- 9 What are the best degrees to get in 2020?
- 10 Do people regret majoring in biology?
- 11 What kind of jobs can a biologist get?
- 12 Why do people hate biology majors?
Is a BA in biology worthless?
The skills you acquire from a undergrad biology degree very rarely allows you to work in any other field since they are so specific. So yes, if you decide not to pursue post-graduate education, that BS in Biology is 99% useless. That’s not saying you won’t be successful.
Is a biology bachelor’s degree worth it?
Is a Biology Degree Worth Pursuing? When looked at as an entire group, the picture for biology majors is quite positive. In fact, biology degrees are the No. 1 bachelor’s degree that aspiring doctors earn before starting medical school; this type of degree provides a good foundation for students interested in medicine.
What are the most useless degrees?
Here’s the list of the most useless degrees, as perceived by several sites.
- Advertising and public relations.
- Anthropology / Archaeology.
- Communications / Mass media.
- Criminal justice.
- Ethnic and civilization studies.
- Fashion design.
- Film, video, and photographic arts.
Is my biology degree useless?
With a BS in Bio, you’ll be competing against a lot of people for relatively few jobs. It’s not a great scenario to be in. You’ll want to get another certification, skill, or graduate degree that is more marketable/in demand. It isn’t a useless major, but it definitely needs something extra to supplement it.
Is a biology degree hard?
Biology is certainly a hard major but not quite as difficult as other STEM majors such as physics or chemistry. Most students find a biology degree difficult to pursue because it has an extensive syllabus, lots of lab work, several challenging concepts, unfamiliar vocabulary, and lots of things to memorize.
Is biology a respected degree?
Biology is a well respected degree choice, and offers the chance to get up close and personal with all matter of human, animal and cell life. Biology degrees contain a wide variety of modules, ensuring that you can study something that really interests you and making it a good choice for keen scientists.
What are the highest paying biology jobs?
Highest Paying Jobs in Biology
- Biochemist or Biophysicist.
- Medical Scientist.
- Postsecondary Biology Teacher.
- Registered Nurse (RN) Average salary: $73,300.
- Archeologist. Average salary: $63,670.
- Wildlife Biologist. Average salary: $63,270.
- Technical Writer. Average salary: $74,650.
- Conservation Scientist. Average salary: $62,410.
What is the most useful degree?
Here is a list of the most useful college majors based on post-graduate employment and median annual wage as noted by the Bureau of Labor Statistics:
- Biomedical engineering.

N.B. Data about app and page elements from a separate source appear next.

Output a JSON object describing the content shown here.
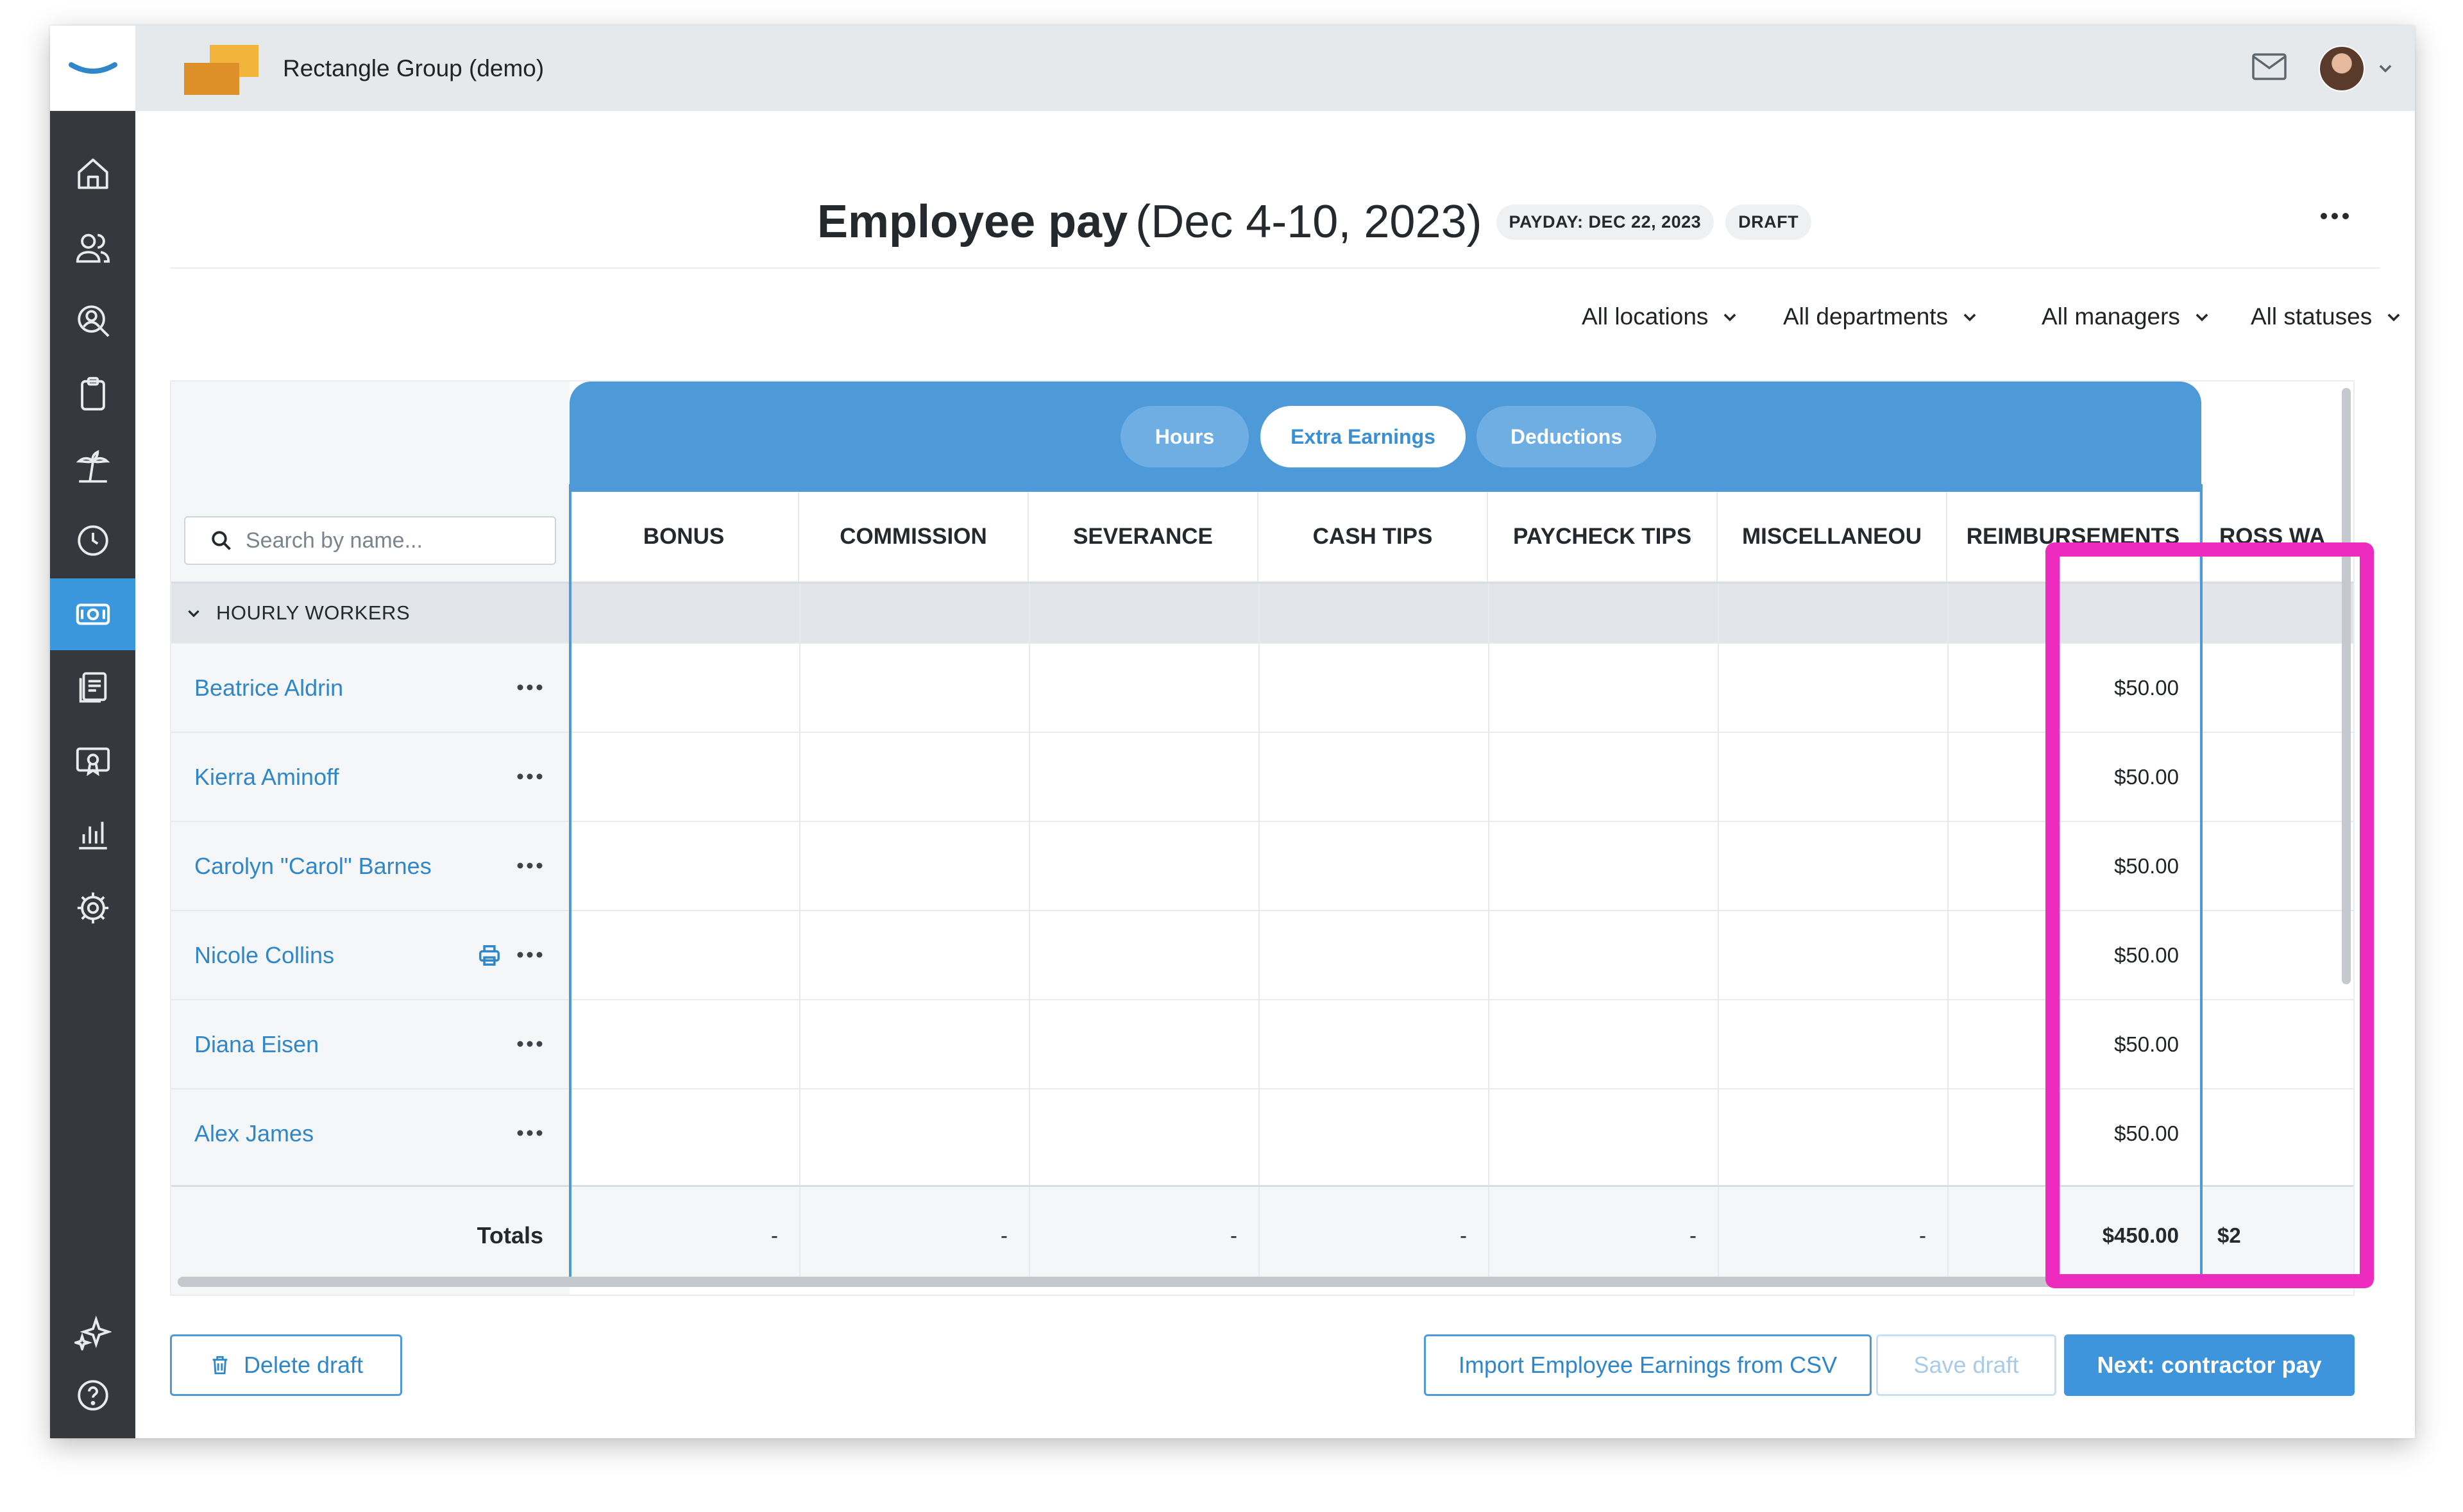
{
  "topbar": {
    "org_name": "Rectangle Group (demo)",
    "icons": [
      "mail-icon",
      "avatar",
      "chevron-down-icon"
    ]
  },
  "sidebar": {
    "items": [
      {
        "icon": "home-icon"
      },
      {
        "icon": "people-icon"
      },
      {
        "icon": "user-search-icon"
      },
      {
        "icon": "clipboard-icon"
      },
      {
        "icon": "palm-tree-icon"
      },
      {
        "icon": "clock-icon"
      },
      {
        "icon": "money-icon",
        "active": true
      },
      {
        "icon": "documents-icon"
      },
      {
        "icon": "certificate-icon"
      },
      {
        "icon": "bar-chart-icon"
      },
      {
        "icon": "gear-icon"
      },
      {
        "icon": "sparkle-icon"
      },
      {
        "icon": "help-icon"
      }
    ]
  },
  "header": {
    "title": "Employee pay",
    "date_range": "(Dec 4-10, 2023)",
    "payday_badge": "PAYDAY: DEC 22, 2023",
    "status_badge": "DRAFT"
  },
  "filters": {
    "locations": "All locations",
    "departments": "All departments",
    "managers": "All managers",
    "statuses": "All statuses"
  },
  "tabs": {
    "hours": "Hours",
    "extra_earnings": "Extra Earnings",
    "deductions": "Deductions",
    "active": "Extra Earnings"
  },
  "search": {
    "placeholder": "Search by name..."
  },
  "columns": {
    "bonus": "BONUS",
    "commission": "COMMISSION",
    "severance": "SEVERANCE",
    "cash_tips": "CASH TIPS",
    "paycheck_tips": "PAYCHECK TIPS",
    "miscellaneous": "MISCELLANEOU",
    "reimbursements": "REIMBURSEMENTS",
    "gross_wages": "ROSS WA"
  },
  "group": {
    "label": "HOURLY WORKERS"
  },
  "employees": [
    {
      "name": "Beatrice Aldrin",
      "reimbursement": "$50.00"
    },
    {
      "name": "Kierra Aminoff",
      "reimbursement": "$50.00"
    },
    {
      "name": "Carolyn \"Carol\" Barnes",
      "reimbursement": "$50.00"
    },
    {
      "name": "Nicole Collins",
      "reimbursement": "$50.00"
    },
    {
      "name": "Diana Eisen",
      "reimbursement": "$50.00"
    },
    {
      "name": "Alex James",
      "reimbursement": "$50.00"
    }
  ],
  "totals": {
    "label": "Totals",
    "bonus": "-",
    "commission": "-",
    "severance": "-",
    "cash_tips": "-",
    "paycheck_tips": "-",
    "miscellaneous": "-",
    "reimbursements": "$450.00",
    "gross_wages": "$2"
  },
  "footer": {
    "delete_draft": "Delete draft",
    "import_csv": "Import Employee Earnings from CSV",
    "save_draft": "Save draft",
    "next": "Next: contractor pay"
  },
  "colors": {
    "accent": "#3f95db",
    "highlight": "#ed2bbe",
    "sidebar": "#35393e"
  }
}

- Computer science.
- Marine engineering.
- Pharmaceutical sciences.
- Computer engineering.
- Electrical engineering.
- Software engineering.
What are the best degrees to get in 2020?
Most In Demand Degrees
- Health Science.
- Information Technology.
- Business Administration.
- Human Resources.
- Psychology. From therapy to counseling to working in schools and hospitals, those who get a degree in Psychology open the door to many possibilities.
Do people regret majoring in biology?
stookie said: Yes I do regret being a Biology major. I should have majored in Acting like I wanted to, then take my pre-req classes after. I don’t think that would have helped any job prospects.
What kind of jobs can a biologist get?
Careers you could pursue with a biology degree include:
- Research scientist.
- Nature conservation officer.
- Forensic scientist.
- Government agency roles.
Why do people hate biology majors?
Students typically hate Biology because they are struggling to learn the vast amount of information required to learn or they have a professor/teacher who is dry, monotone, and not engaging their students correctly.